[YOUR GOAL] A word-for-word reproduction of the listing is required.

[RECORDS FOR PROCESSING]
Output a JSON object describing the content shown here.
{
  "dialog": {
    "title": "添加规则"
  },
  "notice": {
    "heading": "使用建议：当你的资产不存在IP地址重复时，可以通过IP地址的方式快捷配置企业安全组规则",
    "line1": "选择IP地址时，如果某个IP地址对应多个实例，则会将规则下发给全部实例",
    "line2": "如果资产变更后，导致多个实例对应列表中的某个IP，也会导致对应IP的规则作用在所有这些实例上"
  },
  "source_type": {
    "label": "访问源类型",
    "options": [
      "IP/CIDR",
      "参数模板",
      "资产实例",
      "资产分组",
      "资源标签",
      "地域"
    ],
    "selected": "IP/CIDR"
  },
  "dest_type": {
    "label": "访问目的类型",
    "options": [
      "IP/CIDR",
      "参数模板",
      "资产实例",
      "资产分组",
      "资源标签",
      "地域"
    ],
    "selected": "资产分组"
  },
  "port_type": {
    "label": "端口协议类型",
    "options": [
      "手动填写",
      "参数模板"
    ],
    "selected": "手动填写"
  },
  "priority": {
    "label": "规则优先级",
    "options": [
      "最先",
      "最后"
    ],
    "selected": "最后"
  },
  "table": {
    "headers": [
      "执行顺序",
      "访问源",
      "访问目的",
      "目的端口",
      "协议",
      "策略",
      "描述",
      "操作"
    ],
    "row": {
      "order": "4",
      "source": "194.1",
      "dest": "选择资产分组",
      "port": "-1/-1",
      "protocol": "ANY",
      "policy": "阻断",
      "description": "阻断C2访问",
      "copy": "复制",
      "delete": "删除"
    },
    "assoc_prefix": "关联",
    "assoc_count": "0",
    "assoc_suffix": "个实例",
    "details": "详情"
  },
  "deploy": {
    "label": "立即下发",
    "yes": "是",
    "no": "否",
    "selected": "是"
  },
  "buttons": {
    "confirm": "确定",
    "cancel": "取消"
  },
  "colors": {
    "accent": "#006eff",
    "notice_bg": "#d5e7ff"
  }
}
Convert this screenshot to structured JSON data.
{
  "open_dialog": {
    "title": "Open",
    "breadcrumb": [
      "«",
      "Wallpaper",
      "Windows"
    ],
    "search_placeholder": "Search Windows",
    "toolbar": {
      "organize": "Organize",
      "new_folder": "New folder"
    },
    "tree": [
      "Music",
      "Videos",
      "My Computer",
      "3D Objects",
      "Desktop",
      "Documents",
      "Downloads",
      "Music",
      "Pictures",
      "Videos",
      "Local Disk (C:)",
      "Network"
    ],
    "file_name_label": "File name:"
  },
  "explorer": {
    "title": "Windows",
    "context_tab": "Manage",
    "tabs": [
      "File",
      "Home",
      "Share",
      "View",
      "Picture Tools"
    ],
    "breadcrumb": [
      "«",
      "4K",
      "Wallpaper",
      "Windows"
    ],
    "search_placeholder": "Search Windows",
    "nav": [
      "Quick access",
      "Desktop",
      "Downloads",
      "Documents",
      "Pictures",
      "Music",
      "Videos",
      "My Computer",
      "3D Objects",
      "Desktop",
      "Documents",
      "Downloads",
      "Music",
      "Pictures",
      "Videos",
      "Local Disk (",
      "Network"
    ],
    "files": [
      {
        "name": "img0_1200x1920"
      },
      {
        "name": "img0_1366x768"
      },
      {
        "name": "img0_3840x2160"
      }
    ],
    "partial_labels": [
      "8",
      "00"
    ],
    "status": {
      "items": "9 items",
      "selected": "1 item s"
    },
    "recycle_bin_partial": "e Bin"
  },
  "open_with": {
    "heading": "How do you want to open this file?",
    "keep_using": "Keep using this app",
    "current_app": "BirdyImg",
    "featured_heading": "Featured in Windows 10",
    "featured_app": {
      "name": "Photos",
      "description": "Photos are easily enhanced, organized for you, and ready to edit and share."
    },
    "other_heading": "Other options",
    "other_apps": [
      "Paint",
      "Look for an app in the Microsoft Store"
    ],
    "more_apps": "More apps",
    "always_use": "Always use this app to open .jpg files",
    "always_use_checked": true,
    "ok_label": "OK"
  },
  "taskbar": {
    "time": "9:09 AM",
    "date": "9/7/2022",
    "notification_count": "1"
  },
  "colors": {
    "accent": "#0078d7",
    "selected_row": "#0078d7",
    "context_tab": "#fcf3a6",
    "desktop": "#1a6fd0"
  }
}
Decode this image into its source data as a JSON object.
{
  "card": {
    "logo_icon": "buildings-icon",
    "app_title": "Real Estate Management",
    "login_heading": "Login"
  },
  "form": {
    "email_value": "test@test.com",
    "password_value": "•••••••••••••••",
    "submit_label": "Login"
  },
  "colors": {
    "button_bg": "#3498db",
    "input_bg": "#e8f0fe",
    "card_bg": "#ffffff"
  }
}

[WRITTEN SOLUTION]
Output a JSON object describing the content shown here.
{
  "dialog": {
    "title": "添加规则"
  },
  "notice": {
    "heading": "使用建议：当你的资产不存在IP地址重复时，可以通过IP地址的方式快捷配置企业安全组规则",
    "line1": "选择IP地址时，如果某个IP地址对应多个实例，则会将规则下发给全部实例",
    "line2": "如果资产变更后，导致多个实例对应列表中的某个IP，也会导致对应IP的规则作用在所有这些实例上"
  },
  "source_type": {
    "label": "访问源类型",
    "options": [
      "IP/CIDR",
      "参数模板",
      "资产实例",
      "资产分组",
      "资源标签",
      "地域"
    ],
    "selected": "IP/CIDR"
  },
  "dest_type": {
    "label": "访问目的类型",
    "options": [
      "IP/CIDR",
      "参数模板",
      "资产实例",
      "资产分组",
      "资源标签",
      "地域"
    ],
    "selected": "资产分组"
  },
  "port_type": {
    "label": "端口协议类型",
    "options": [
      "手动填写",
      "参数模板"
    ],
    "selected": "手动填写"
  },
  "priority": {
    "label": "规则优先级",
    "options": [
      "最先",
      "最后"
    ],
    "selected": "最后"
  },
  "table": {
    "headers": [
      "执行顺序",
      "访问源",
      "访问目的",
      "目的端口",
      "协议",
      "策略",
      "描述",
      "操作"
    ],
    "row": {
      "order": "4",
      "source": "194.1",
      "dest": "选择资产分组",
      "port": "-1/-1",
      "protocol": "ANY",
      "policy": "阻断",
      "description": "阻断C2访问",
      "copy": "复制",
      "delete": "删除"
    },
    "assoc_prefix": "关联",
    "assoc_count": "0",
    "assoc_suffix": "个实例",
    "details": "详情"
  },
  "deploy": {
    "label": "立即下发",
    "yes": "是",
    "no": "否",
    "selected": "是"
  },
  "buttons": {
    "confirm": "确定",
    "cancel": "取消"
  },
  "colors": {
    "accent": "#006eff",
    "notice_bg": "#d5e7ff"
  }
}
Convert this screenshot to structured JSON data.
{
  "open_dialog": {
    "title": "Open",
    "breadcrumb": [
      "«",
      "Wallpaper",
      "Windows"
    ],
    "search_placeholder": "Search Windows",
    "toolbar": {
      "organize": "Organize",
      "new_folder": "New folder"
    },
    "tree": [
      "Music",
      "Videos",
      "My Computer",
      "3D Objects",
      "Desktop",
      "Documents",
      "Downloads",
      "Music",
      "Pictures",
      "Videos",
      "Local Disk (C:)",
      "Network"
    ],
    "file_name_label": "File name:"
  },
  "explorer": {
    "title": "Windows",
    "context_tab": "Manage",
    "tabs": [
      "File",
      "Home",
      "Share",
      "View",
      "Picture Tools"
    ],
    "breadcrumb": [
      "«",
      "4K",
      "Wallpaper",
      "Windows"
    ],
    "search_placeholder": "Search Windows",
    "nav": [
      "Quick access",
      "Desktop",
      "Downloads",
      "Documents",
      "Pictures",
      "Music",
      "Videos",
      "My Computer",
      "3D Objects",
      "Desktop",
      "Documents",
      "Downloads",
      "Music",
      "Pictures",
      "Videos",
      "Local Disk (",
      "Network"
    ],
    "files": [
      {
        "name": "img0_1200x1920"
      },
      {
        "name": "img0_1366x768"
      },
      {
        "name": "img0_3840x2160"
      }
    ],
    "partial_labels": [
      "8",
      "00"
    ],
    "status": {
      "items": "9 items",
      "selected": "1 item s"
    },
    "recycle_bin_partial": "e Bin"
  },
  "open_with": {
    "heading": "How do you want to open this file?",
    "keep_using": "Keep using this app",
    "current_app": "BirdyImg",
    "featured_heading": "Featured in Windows 10",
    "featured_app": {
      "name": "Photos",
      "description": "Photos are easily enhanced, organized for you, and ready to edit and share."
    },
    "other_heading": "Other options",
    "other_apps": [
      "Paint",
      "Look for an app in the Microsoft Store"
    ],
    "more_apps": "More apps",
    "always_use": "Always use this app to open .jpg files",
    "always_use_checked": true,
    "ok_label": "OK"
  },
  "taskbar": {
    "time": "9:09 AM",
    "date": "9/7/2022",
    "notification_count": "1"
  },
  "colors": {
    "accent": "#0078d7",
    "selected_row": "#0078d7",
    "context_tab": "#fcf3a6",
    "desktop": "#1a6fd0"
  }
}
Decode this image into its source data as a JSON object.
{
  "card": {
    "logo_icon": "buildings-icon",
    "app_title": "Real Estate Management",
    "login_heading": "Login"
  },
  "form": {
    "email_value": "test@test.com",
    "password_value": "•••••••••••••••",
    "submit_label": "Login"
  },
  "colors": {
    "button_bg": "#3498db",
    "input_bg": "#e8f0fe",
    "card_bg": "#ffffff"
  }
}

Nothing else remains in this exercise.